You will need Adobe Reader to view these as ever. We look forward to seeing you and your entries on Saturday 5th September and to everyone as visitors on Sunday 6th September to see who has won which prize.
At the community allotment, Redwell Court, At the top of South Road/Redwell Road, Prudhoe
WEDNESDAY 5HAUGUST 2015, 10AM – 3PM
Refreshments, ADMISSION FREE
70% cultivated for crops and 30% for utilities.
Let’s cover that area of 30% for utilities then. That would be your shed, your water butts, your compost daleks, your wheelbarrow and hosepipe parking space, your chicken runs and your pigeon crees. And yes the rule is 10 chickens only, no cockerels and no appeal.
What’s included in the 70%? Growing spaces include greenhouses and poly tunnels. Of course if you are not using either of them to produce crops of one sort or another then you can be falling below the magic 70%. If you are using them as storage space for all sorts of things that shouldn’t be found on an allotment then you will be in breach of the health and safety rules. And you will be required to cease and desist in short order please.
Of course there is some give and take for those who have just moved onto an allotment. If there’s a lot of clearing work to be done then of course allowance will be made. So long as the inspection teams from the committee can see that you are working hard to bring your plot under cultivation and growing as you go then there will be no problem. Should there be no signs of effort then questions will be asked.
If you are a long term plot holder and things are going downhill with less and less being cultivated then certainly questions will be asked.
Crops? Well if you grow show dahlias or sweet peas or other flowers those are crops. Fruit bushes are crops. All those things that you can grow in greenhouses and poly tunnels such as peppers, chillis, tomatoes, aubergines, cucumbers, even melons and sweet potatoes are crops.
If you grow a border of flowers to encourage pollinators that’s fine. If you are pleading docks, dandelions, nettles and other weeds as a wild area that will not be accepted. There are plenty of these elsewhere locally. Neither will allowing your hedges to develop into something that requires forestry skills to manage be accepted as a wild life area.We have wooded areas around the town to cover that.
An allotment is a garden and you sign up to rules which say that you must cultivate it as such when you take on your tenancy. 70:30 seems a very reasonable requirement and gives you the chance to cover the cost of your rent and membership subs in produce to eat and enjoy.
Edit: it’s only 10 chickens, no cockerels and no appeal.

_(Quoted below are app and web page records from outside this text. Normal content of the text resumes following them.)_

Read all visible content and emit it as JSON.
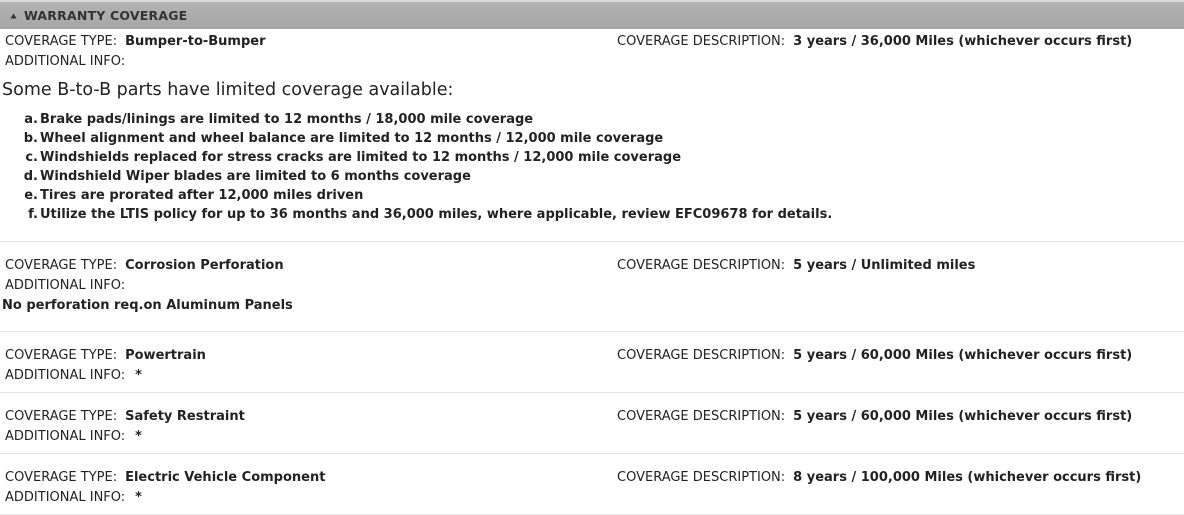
{
  "section": {
    "title": "WARRANTY COVERAGE",
    "toggle_icon": "triangle-up-icon"
  },
  "labels": {
    "coverage_type": "COVERAGE TYPE:",
    "coverage_description": "COVERAGE DESCRIPTION:",
    "additional_info": "ADDITIONAL INFO:"
  },
  "coverages": [
    {
      "type": "Bumper-to-Bumper",
      "description": "3 years / 36,000 Miles (whichever occurs first)",
      "additional_info": "",
      "intro": "Some B-to-B parts have limited coverage available:",
      "limits": [
        {
          "letter": "a.",
          "text": "Brake pads/linings are limited to 12 months / 18,000 mile coverage"
        },
        {
          "letter": "b.",
          "text": "Wheel alignment and wheel balance are limited to 12 months / 12,000 mile coverage"
        },
        {
          "letter": "c.",
          "text": "Windshields replaced for stress cracks are limited to 12 months / 12,000 mile coverage"
        },
        {
          "letter": "d.",
          "text": "Windshield Wiper blades are limited to 6 months coverage"
        },
        {
          "letter": "e.",
          "text": "Tires are prorated after 12,000 miles driven"
        },
        {
          "letter": "f.",
          "text": "Utilize the LTIS policy for up to 36 months and 36,000 miles, where applicable, review EFC09678 for details."
        }
      ]
    },
    {
      "type": "Corrosion Perforation",
      "description": "5 years / Unlimited miles",
      "additional_info": "",
      "note": "No perforation req.on Aluminum Panels"
    },
    {
      "type": "Powertrain",
      "description": "5 years / 60,000 Miles (whichever occurs first)",
      "additional_info": "*"
    },
    {
      "type": "Safety Restraint",
      "description": "5 years / 60,000 Miles (whichever occurs first)",
      "additional_info": "*"
    },
    {
      "type": "Electric Vehicle Component",
      "description": "8 years / 100,000 Miles (whichever occurs first)",
      "additional_info": "*"
    }
  ]
}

It’s not all the heaviest onion and the biggest leek or the poshest flowers in the way of classes. There are all sorts of classes – marrows, courgettes, peas, runner beans, tomatoes, flower arrangements, cabbages ….
It’s a friendly show and not just for the serious growers who want to win everything. It’s a friendly show to celebrate the achievements of the town gardeners. There’s a class in the schedule somewhere to let your produce look good. It’s a show where everyone can join in, make friends, admire other people’s produce and learn a little about showing. And it will allow you to get to know other gardeners in the area.
And at the end, if you are generous enough to let us auction off your entries you will have helped us to cover the costs of the show.
Nettles form a mass of yellowish roots, from which they happily re-grow. Now nettles tend to be full of goodness (yes you can eat young ones) both for us and the allotment. Taking frequent cuts will, eventually, kill the plant off.
If you have a patch of nettles in a corner of your plot, use them as a compost mine. Take cuts before they go to seed.
Otherwise, dig out the roots and watch out for re-growth from the small pieces you are bound to miss.
Nettles prefer an acid soil and liming to a PH above 5.5 or 6.0 seems to really slow them down. Glyphosate herbicide is medium effective – may need 4 applications to kill off an established patch.
Where there are nettles, you will find docks. They have a long tap root from which they will re-grow. You have to dig out the root and then kill it. You can either leave the root to dry out or drown them in a barrel of water to do this.
Be careful about rotovating where there are docks – the root cuttings will all leap up multiplying the problem.
Glyphosate herbicide is effective, allow time for the roots to die before cultivating.